Marksman 1010 – Part 2 An air pistol that has endured
by B.B. Pelletier
Yesterday, we looked at the history of the Marksman 1010. Today, let’s look at the gun.
A strange spring-piston gun
The 1010 is a spring-piston airgun unlike any other that I know of. When you cock it, you first release the slide, which pops back under slight spring pressure. Then, you pull the slide all the way back to position the piston. Returning the slide to battery (the locked forward position) puts tension on the mainspring and completes a cocking sequence that is unique in all of airgun-dom, as far as I know.
Push the slide release down, and the slide pops back like this.
Pull the slide all the way back like this. When it stops, push it forward until the slide release catches it again.
Before we discuss loading, we have to talk about the ammunition the pistol uses. It shoots BBs, darts, pellets and another longer dart-like projectile called a bolt. That’s four different types of ammo that shoot in one airgun. Except for BBs, all the ammo must be fired single-shot. As many as 18 BBs fit into a magazine above the barrel. They’re fed by gravity when you cock the pistol, as long as you hold it correctly during cocking!

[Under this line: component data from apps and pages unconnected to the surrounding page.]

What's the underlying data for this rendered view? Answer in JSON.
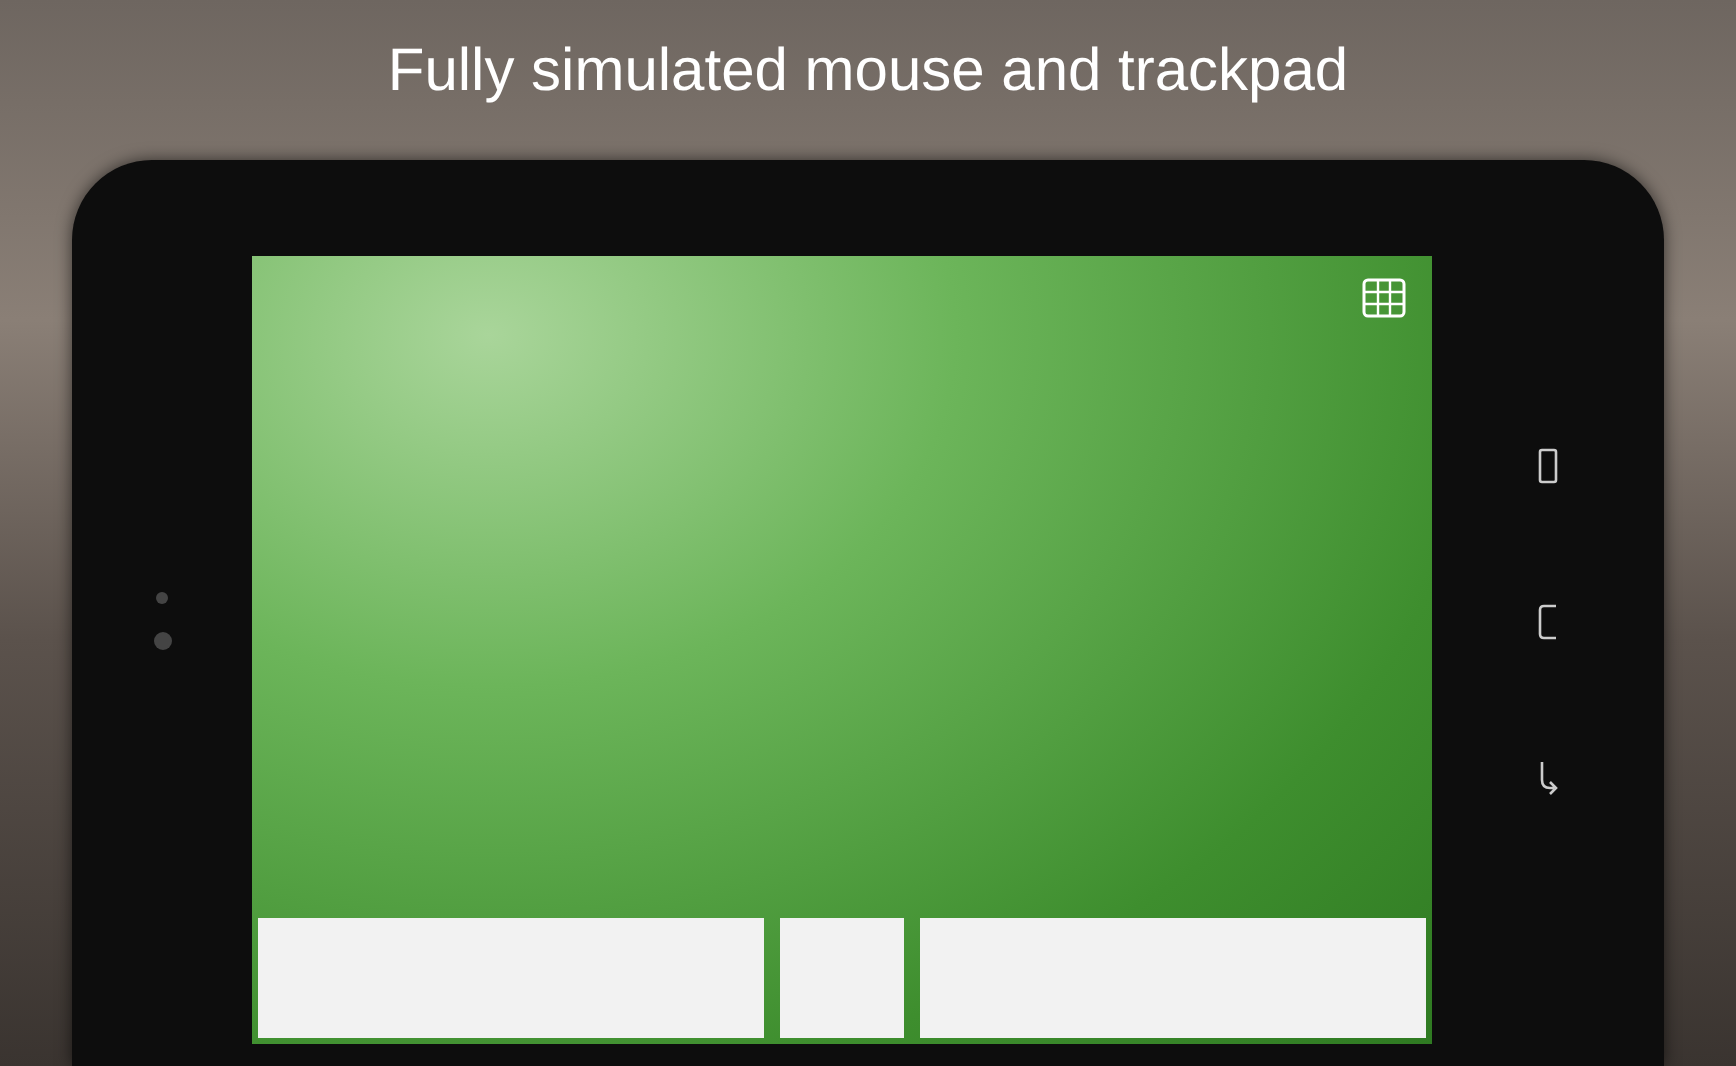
{
  "headline": "Fully simulated mouse and trackpad"
}
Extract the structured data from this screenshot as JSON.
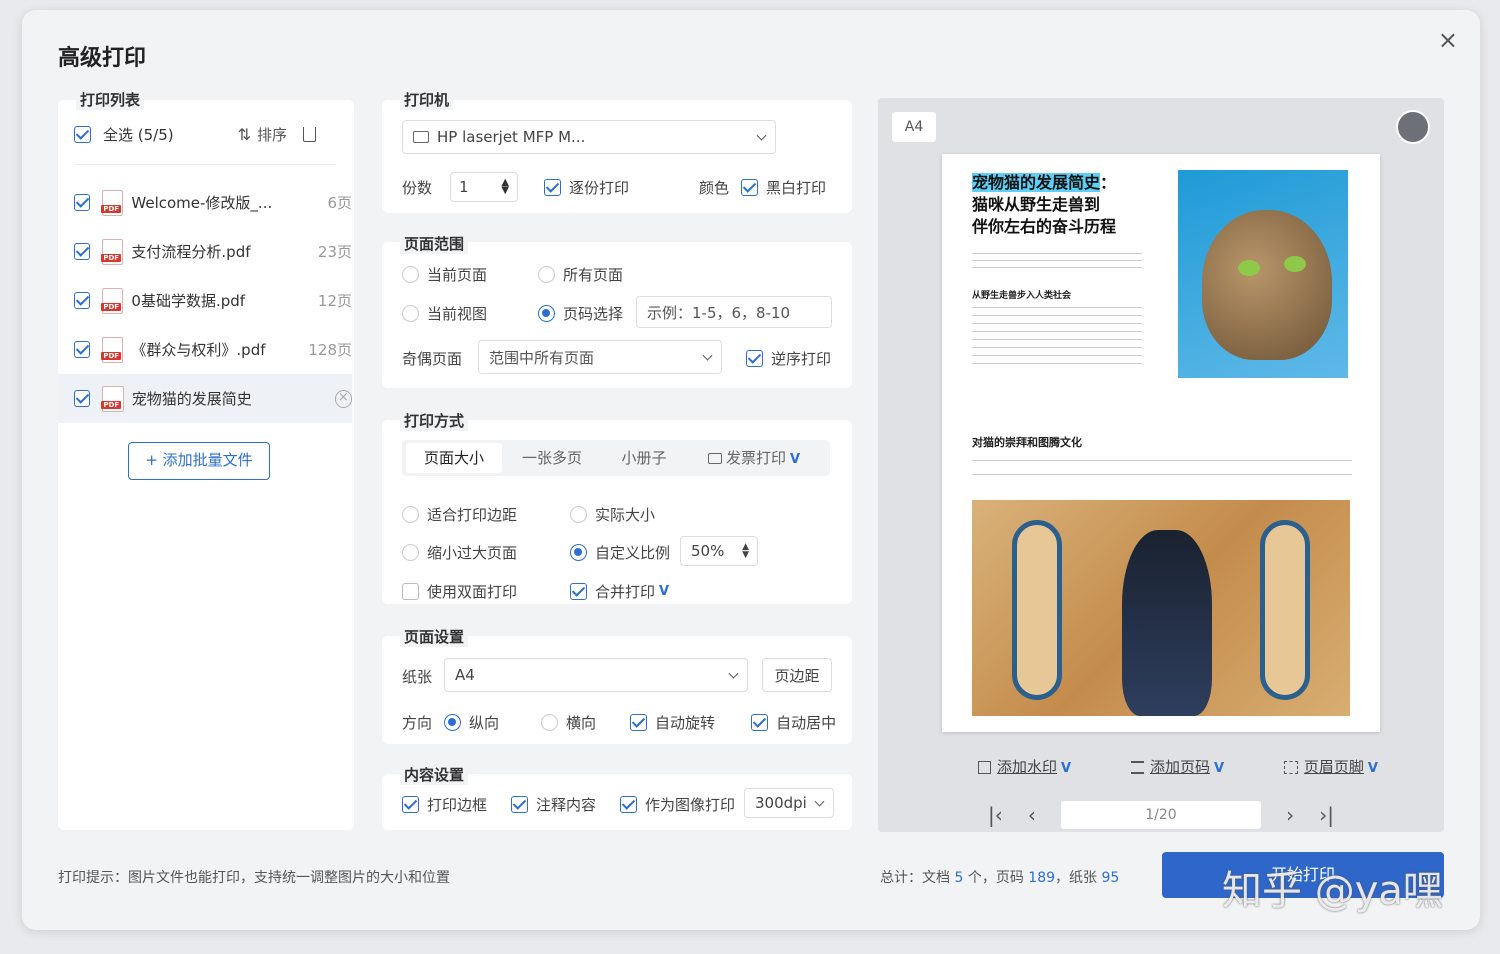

BBs MUST be loaded through the magazine. They cannot be loaded singly into the barrel. Pellets are loaded directly into the barrel, as are darts, but each must be seated to the correct depth in the barrel. For that, Marksman provides a seating tool, but it was missing from my early MPR. I believe that is the chief reason I did not enjoy my first pistol. Also, I didn’t have a manual. I was unaware of how important both are to the correct operation of this pistol! I must have acquired my gun used and just thought I could figure it out on my own. After reading the manual of my new Marksman 2000, I have to warn everyone that this pistol is different. The dart-like bolt does not require the use of the seating tool and is loaded directly into the barrel.
When the barrel flips up, you can see the square BB magazine and the round breech.
The gun must be cocked before loading. When it is cocked, pressing in on a button below the muzzle flips up the breech for loading. After loading a pellet, dart or bolt, just press the breech back into position and the gun is ready to fire. If you loaded BBs into the magazine, there is one more important step. The muzzle must be elevated to feed a BB into the breech. If you shoot BBs, you never need to open the barrel again as long as BBs remain in the magazine, but you must remember to raise the muzzle each time you cock the gun to feed the next BB.
Power has always been the weak suit of this pistol, though I suspect it wasn’t quite as bad as I once believed. Because I tried to shoot pellets that were improperly loaded, I had little success with them. BBs were problematic, because I didn’t know about elevating the muzzle when cocking. My ignorance limited me to just darts (bolts hadn’t been invented for this gun back in the 1970s), and I was even loading them improperly!
I shot the 2000 for velocity, because it is the newest gun I have. The rated velocity is 220 f.p.s. Daisy BBs (5.1 grains) averaged 187 f.p.s., with an 8 f.p.s. spread. RWS Hobbys (6.9 grains) averaged 123 f.p.s. with a spread of 6 f.p.s. Gamo Raptors (5 grains) averaged 217 f.p.s. with a spread of 20 f.p.s. That made them the velocity champs. Too bad that 300 pellets cost more than the gun! Finally a 12.7-grain Marksman dart (I used the same dart for all shots) averaged a turtle-esque 64 f.p.s. with a spread of just 5 f.p.s.
Conclusion? I may have misjudged the 1010 for three decades! It’s a worthy little air pistol with a lot of attractive features. Until airsoft guns came on the scene, it was the only game in town for those wanting a low-powered plinker. And, the discharge noise is about the same as a mouse cough, so those with snoopy neighbors now have a stealthy shooting option.